■ What is expected
All that belongs in the answer is the lines from the one containing "Parse this screenshot: output" to the end of the listing below, copied exactly, pictures excluded.

■ Raw data
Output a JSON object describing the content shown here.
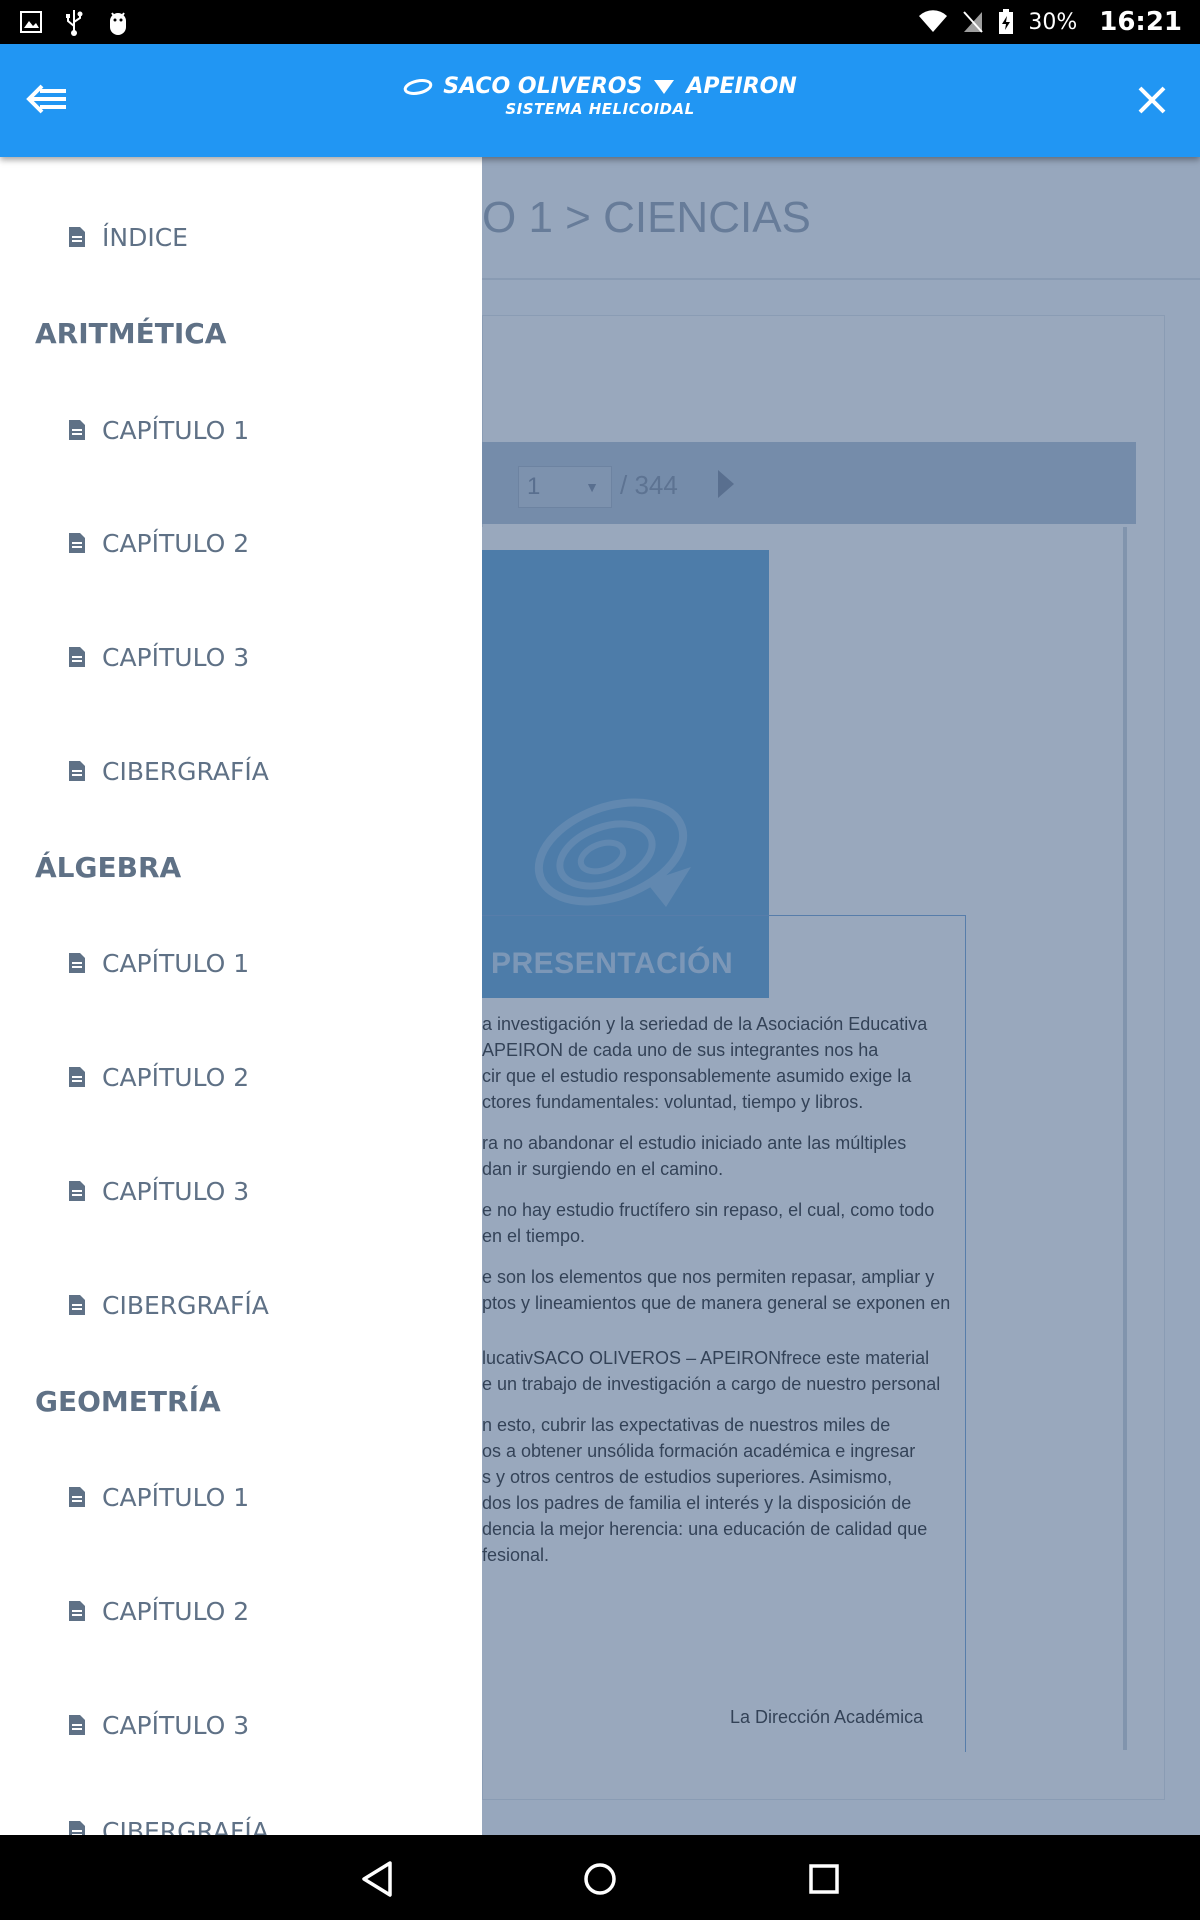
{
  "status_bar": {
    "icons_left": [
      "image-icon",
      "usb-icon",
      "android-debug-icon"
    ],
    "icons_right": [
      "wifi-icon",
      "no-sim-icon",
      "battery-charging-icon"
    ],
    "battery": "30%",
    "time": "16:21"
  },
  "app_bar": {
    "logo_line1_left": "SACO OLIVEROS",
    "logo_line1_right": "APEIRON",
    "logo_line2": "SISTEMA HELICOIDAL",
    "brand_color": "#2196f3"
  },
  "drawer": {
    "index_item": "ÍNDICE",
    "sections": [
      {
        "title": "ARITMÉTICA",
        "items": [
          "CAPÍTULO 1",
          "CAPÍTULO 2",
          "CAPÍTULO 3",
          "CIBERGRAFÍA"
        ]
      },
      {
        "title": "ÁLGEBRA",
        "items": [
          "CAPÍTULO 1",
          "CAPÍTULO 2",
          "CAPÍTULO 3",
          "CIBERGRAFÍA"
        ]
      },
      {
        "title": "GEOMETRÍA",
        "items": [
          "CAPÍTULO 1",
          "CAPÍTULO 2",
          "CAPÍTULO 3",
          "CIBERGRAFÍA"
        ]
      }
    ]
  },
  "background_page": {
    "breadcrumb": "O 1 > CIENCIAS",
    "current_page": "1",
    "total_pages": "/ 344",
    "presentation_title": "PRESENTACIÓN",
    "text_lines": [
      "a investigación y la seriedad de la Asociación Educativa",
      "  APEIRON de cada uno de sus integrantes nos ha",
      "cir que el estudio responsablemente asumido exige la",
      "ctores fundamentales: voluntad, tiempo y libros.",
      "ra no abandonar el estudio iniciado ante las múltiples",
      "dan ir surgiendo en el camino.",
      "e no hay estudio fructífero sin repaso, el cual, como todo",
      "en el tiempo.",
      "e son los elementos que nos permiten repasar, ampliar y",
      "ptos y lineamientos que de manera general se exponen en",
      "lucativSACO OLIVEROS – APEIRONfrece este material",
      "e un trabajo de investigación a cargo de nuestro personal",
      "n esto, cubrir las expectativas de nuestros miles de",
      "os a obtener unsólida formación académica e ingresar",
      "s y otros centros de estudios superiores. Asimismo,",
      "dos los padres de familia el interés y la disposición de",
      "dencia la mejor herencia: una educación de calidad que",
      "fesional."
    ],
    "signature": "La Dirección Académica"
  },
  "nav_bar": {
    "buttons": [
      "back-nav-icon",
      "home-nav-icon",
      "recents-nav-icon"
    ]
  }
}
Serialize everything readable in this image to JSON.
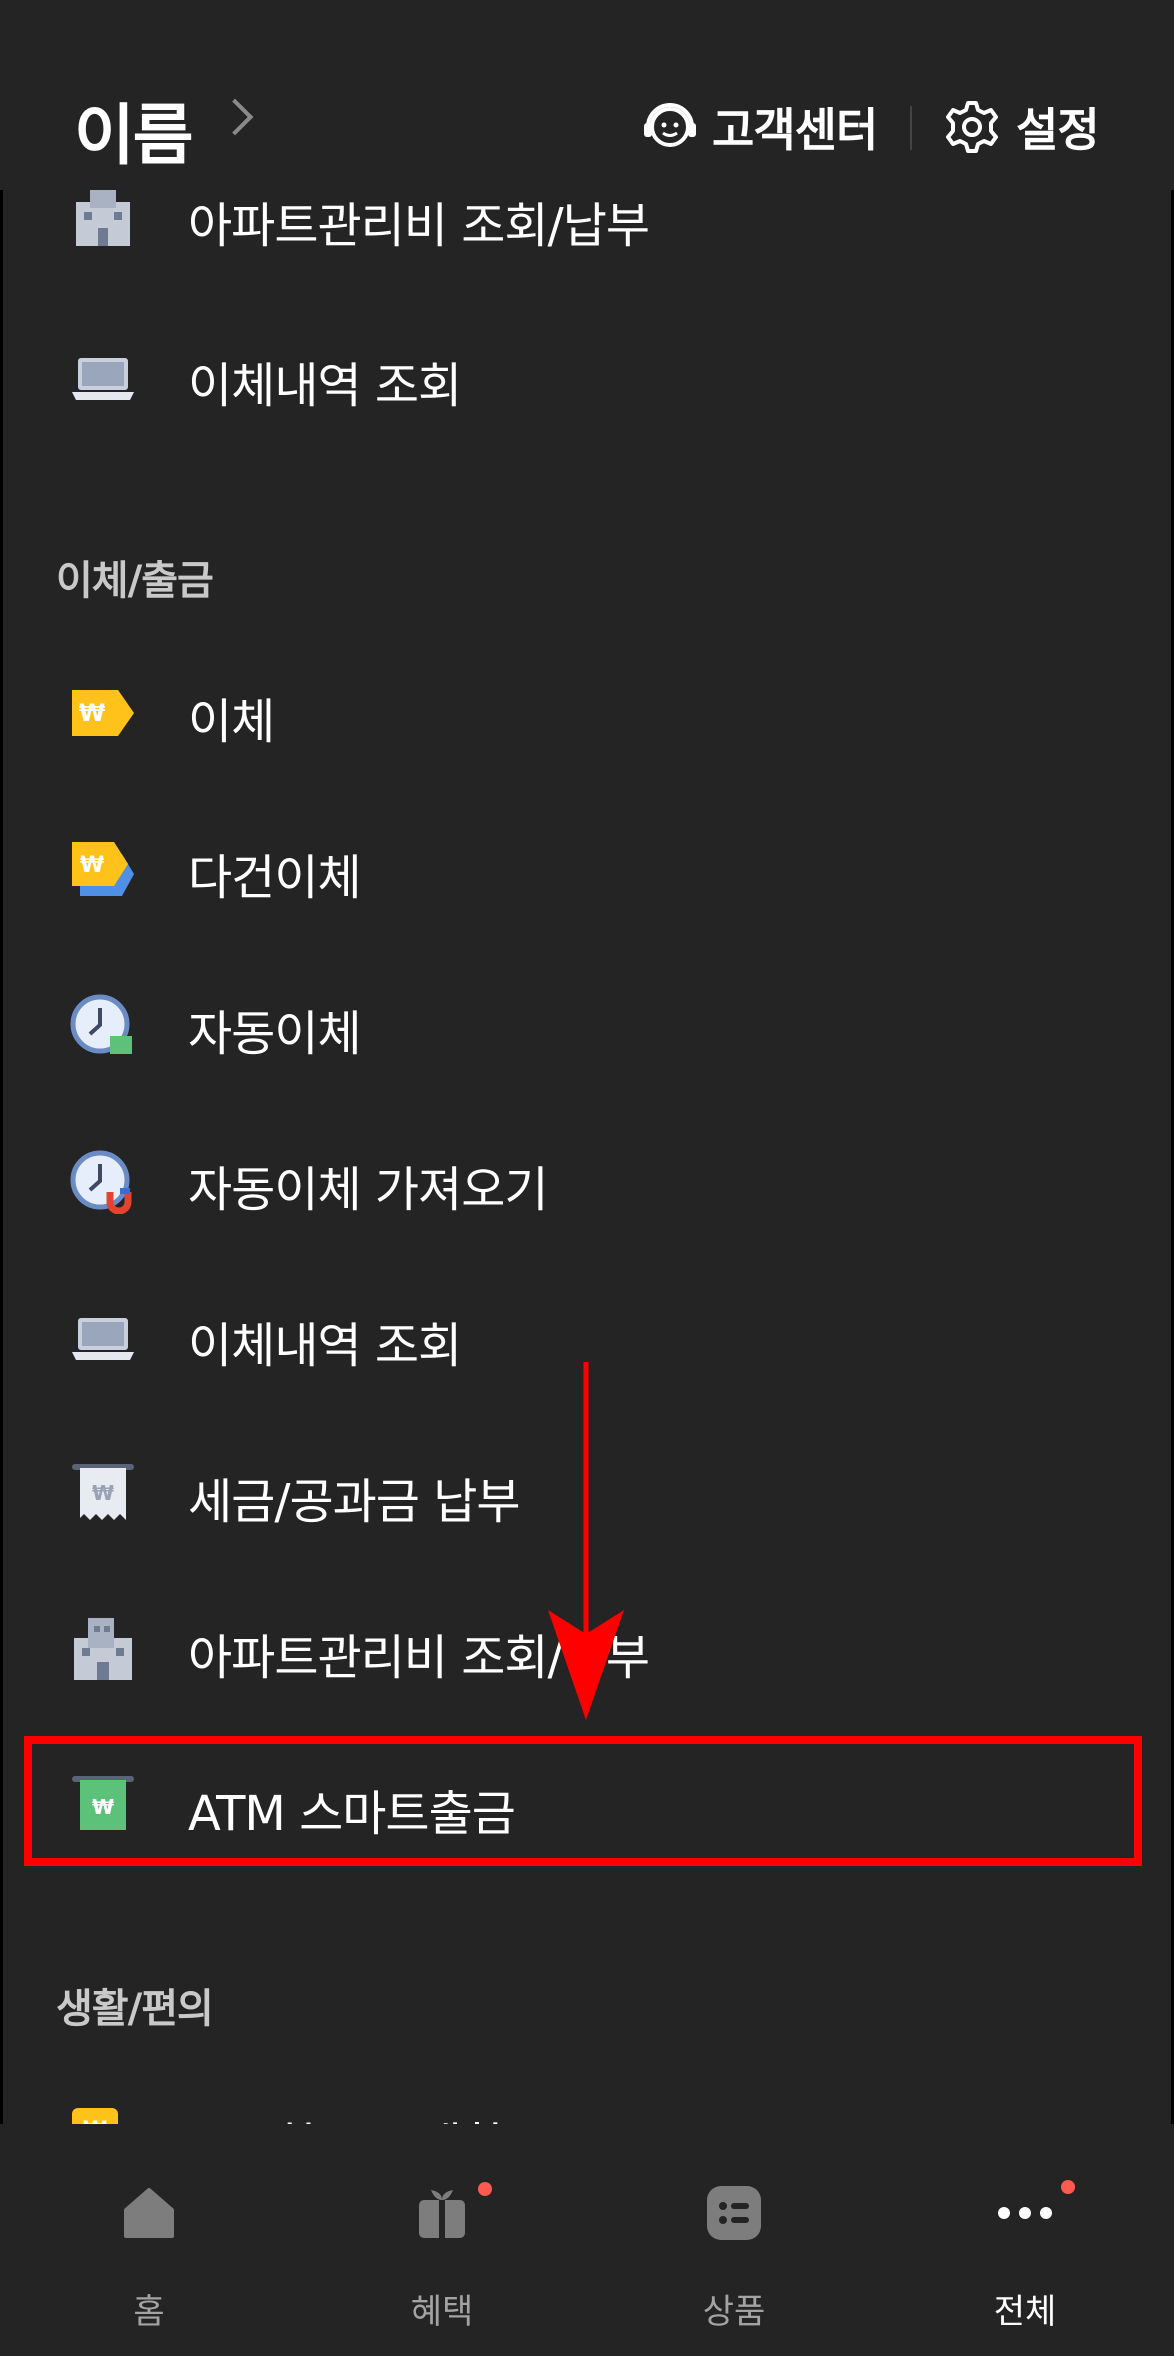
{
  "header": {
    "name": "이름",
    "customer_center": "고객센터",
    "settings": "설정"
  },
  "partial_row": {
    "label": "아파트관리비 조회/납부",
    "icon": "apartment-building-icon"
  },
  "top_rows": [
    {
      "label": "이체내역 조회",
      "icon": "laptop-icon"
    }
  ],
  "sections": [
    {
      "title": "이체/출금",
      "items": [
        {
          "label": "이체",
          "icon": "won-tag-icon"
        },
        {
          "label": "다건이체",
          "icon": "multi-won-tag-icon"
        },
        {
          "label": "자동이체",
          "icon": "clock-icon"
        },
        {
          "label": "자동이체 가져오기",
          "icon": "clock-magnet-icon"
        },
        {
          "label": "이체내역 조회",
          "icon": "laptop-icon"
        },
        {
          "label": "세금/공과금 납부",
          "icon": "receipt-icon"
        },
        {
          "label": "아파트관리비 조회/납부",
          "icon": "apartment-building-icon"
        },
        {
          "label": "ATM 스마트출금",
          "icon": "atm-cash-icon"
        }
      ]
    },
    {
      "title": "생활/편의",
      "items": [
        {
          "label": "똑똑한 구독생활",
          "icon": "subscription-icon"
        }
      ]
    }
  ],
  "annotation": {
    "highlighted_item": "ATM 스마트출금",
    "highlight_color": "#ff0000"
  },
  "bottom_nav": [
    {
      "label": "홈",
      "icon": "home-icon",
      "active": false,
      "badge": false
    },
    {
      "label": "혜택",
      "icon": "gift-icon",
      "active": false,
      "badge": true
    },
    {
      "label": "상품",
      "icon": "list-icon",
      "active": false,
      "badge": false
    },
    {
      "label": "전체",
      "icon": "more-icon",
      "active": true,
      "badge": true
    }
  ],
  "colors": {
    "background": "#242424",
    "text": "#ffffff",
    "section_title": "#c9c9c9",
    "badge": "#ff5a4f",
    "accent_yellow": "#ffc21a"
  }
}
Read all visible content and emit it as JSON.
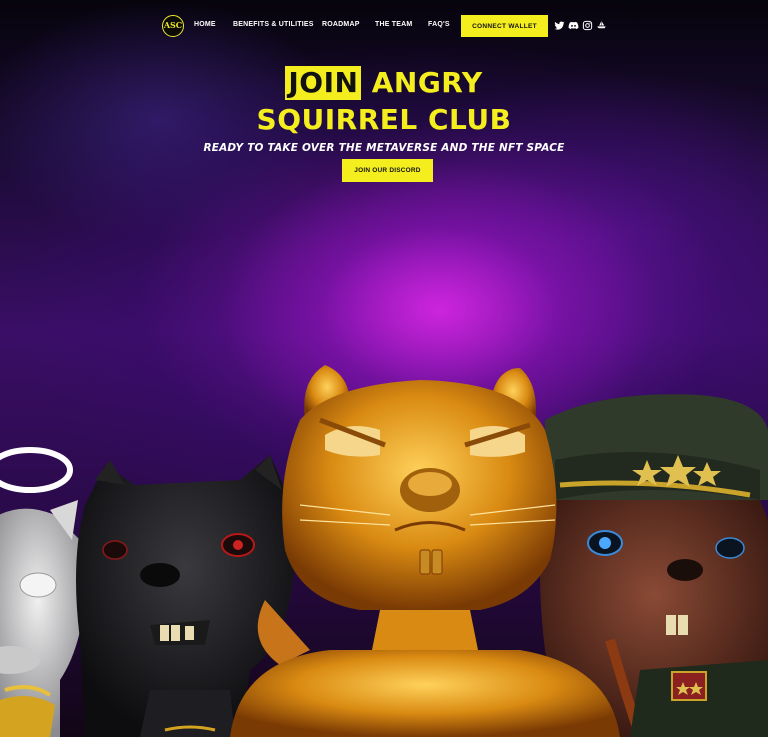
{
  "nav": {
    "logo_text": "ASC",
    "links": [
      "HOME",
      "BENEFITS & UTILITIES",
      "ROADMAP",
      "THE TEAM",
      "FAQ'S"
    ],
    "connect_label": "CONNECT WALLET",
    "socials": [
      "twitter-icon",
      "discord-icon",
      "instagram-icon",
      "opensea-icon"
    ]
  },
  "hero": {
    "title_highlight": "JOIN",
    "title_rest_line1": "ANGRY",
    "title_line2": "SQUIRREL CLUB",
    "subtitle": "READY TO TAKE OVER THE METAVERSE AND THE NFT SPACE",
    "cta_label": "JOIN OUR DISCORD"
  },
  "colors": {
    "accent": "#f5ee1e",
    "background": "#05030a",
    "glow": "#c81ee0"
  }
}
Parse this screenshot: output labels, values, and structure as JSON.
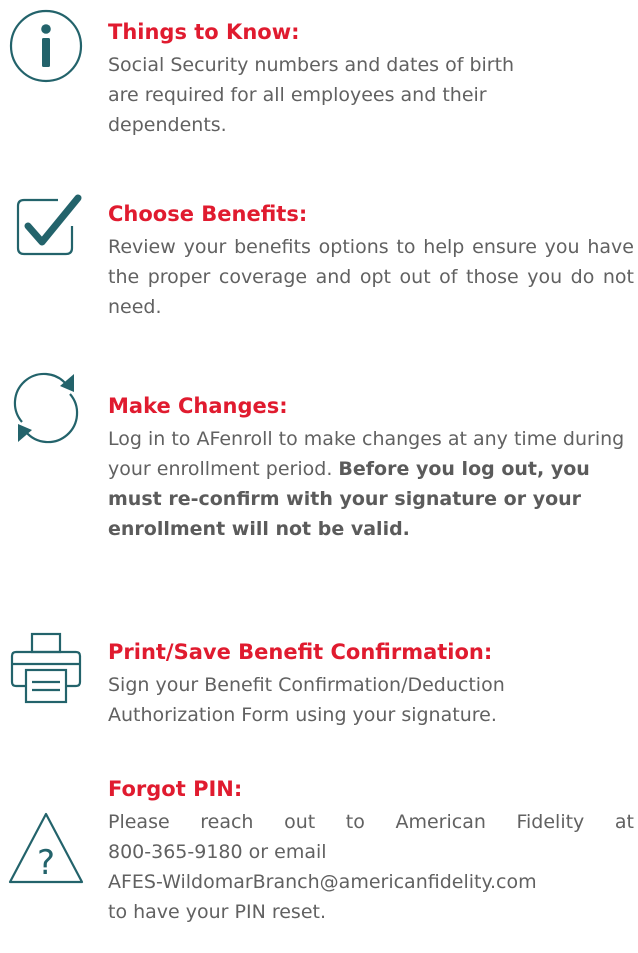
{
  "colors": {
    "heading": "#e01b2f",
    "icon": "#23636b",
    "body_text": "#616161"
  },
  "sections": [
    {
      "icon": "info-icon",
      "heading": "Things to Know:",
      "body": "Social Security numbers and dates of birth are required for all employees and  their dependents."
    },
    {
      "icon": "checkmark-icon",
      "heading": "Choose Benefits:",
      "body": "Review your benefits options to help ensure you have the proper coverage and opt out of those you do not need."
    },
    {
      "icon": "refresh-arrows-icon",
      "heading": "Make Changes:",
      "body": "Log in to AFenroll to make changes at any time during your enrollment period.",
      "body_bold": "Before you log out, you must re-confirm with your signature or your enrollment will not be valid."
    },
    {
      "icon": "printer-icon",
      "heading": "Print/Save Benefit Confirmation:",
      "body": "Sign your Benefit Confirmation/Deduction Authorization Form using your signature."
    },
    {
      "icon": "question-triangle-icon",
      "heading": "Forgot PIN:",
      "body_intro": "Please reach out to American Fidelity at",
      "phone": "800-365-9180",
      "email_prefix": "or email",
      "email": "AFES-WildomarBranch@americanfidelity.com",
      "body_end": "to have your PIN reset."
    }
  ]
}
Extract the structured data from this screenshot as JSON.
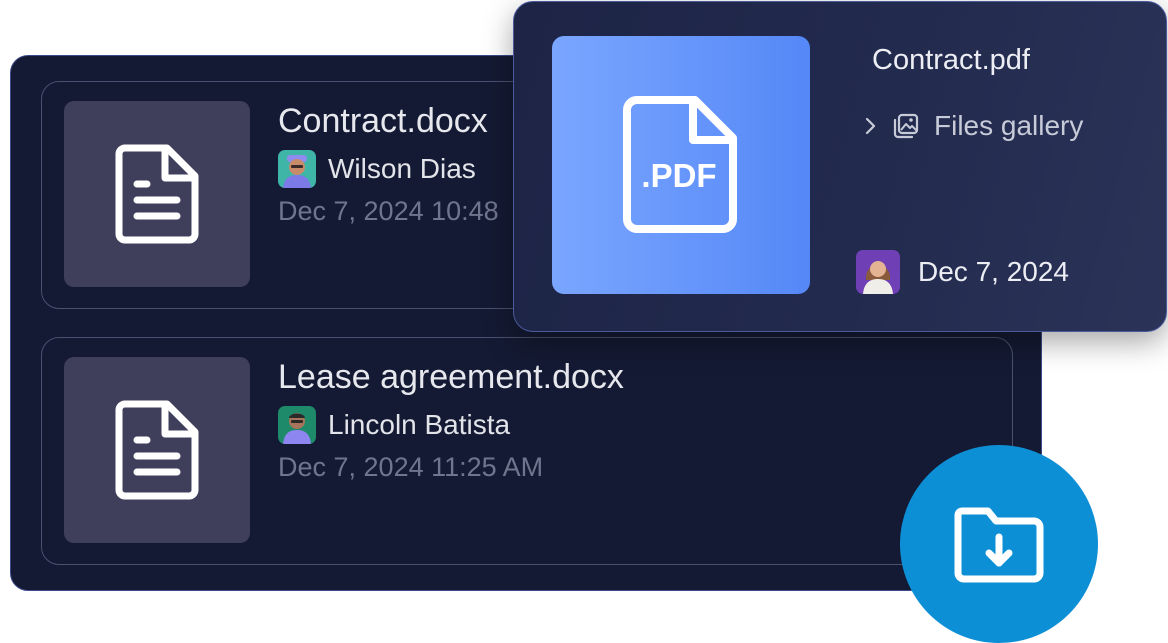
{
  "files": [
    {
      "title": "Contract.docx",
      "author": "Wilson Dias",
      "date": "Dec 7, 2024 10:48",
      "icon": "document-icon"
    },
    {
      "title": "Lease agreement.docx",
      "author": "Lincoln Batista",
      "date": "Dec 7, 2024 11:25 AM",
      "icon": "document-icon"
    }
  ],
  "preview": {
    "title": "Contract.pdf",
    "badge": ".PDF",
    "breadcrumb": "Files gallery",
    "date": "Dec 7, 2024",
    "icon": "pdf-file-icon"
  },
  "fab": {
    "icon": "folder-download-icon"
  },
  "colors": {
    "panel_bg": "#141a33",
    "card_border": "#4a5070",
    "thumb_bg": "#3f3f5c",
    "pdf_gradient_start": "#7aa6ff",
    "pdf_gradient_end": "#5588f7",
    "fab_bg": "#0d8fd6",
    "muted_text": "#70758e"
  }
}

■ Answer space
Parse this screenshot: output labels, values, and structure as JSON.
{
  "colors": {
    "heading": "#e01b2f",
    "icon": "#23636b",
    "body_text": "#616161"
  },
  "sections": [
    {
      "icon": "info-icon",
      "heading": "Things to Know:",
      "body": "Social Security numbers and dates of birth are required for all employees and  their dependents."
    },
    {
      "icon": "checkmark-icon",
      "heading": "Choose Benefits:",
      "body": "Review your benefits options to help ensure you have the proper coverage and opt out of those you do not need."
    },
    {
      "icon": "refresh-arrows-icon",
      "heading": "Make Changes:",
      "body": "Log in to AFenroll to make changes at any time during your enrollment period.",
      "body_bold": "Before you log out, you must re-confirm with your signature or your enrollment will not be valid."
    },
    {
      "icon": "printer-icon",
      "heading": "Print/Save Benefit Confirmation:",
      "body": "Sign your Benefit Confirmation/Deduction Authorization Form using your signature."
    },
    {
      "icon": "question-triangle-icon",
      "heading": "Forgot PIN:",
      "body_intro": "Please reach out to American Fidelity at",
      "phone": "800-365-9180",
      "email_prefix": "or email",
      "email": "AFES-WildomarBranch@americanfidelity.com",
      "body_end": "to have your PIN reset."
    }
  ]
}
Extract the structured data from this screenshot as JSON.
{
  "files": [
    {
      "title": "Contract.docx",
      "author": "Wilson Dias",
      "date": "Dec 7, 2024 10:48",
      "icon": "document-icon"
    },
    {
      "title": "Lease agreement.docx",
      "author": "Lincoln Batista",
      "date": "Dec 7, 2024 11:25 AM",
      "icon": "document-icon"
    }
  ],
  "preview": {
    "title": "Contract.pdf",
    "badge": ".PDF",
    "breadcrumb": "Files gallery",
    "date": "Dec 7, 2024",
    "icon": "pdf-file-icon"
  },
  "fab": {
    "icon": "folder-download-icon"
  },
  "colors": {
    "panel_bg": "#141a33",
    "card_border": "#4a5070",
    "thumb_bg": "#3f3f5c",
    "pdf_gradient_start": "#7aa6ff",
    "pdf_gradient_end": "#5588f7",
    "fab_bg": "#0d8fd6",
    "muted_text": "#70758e"
  }
}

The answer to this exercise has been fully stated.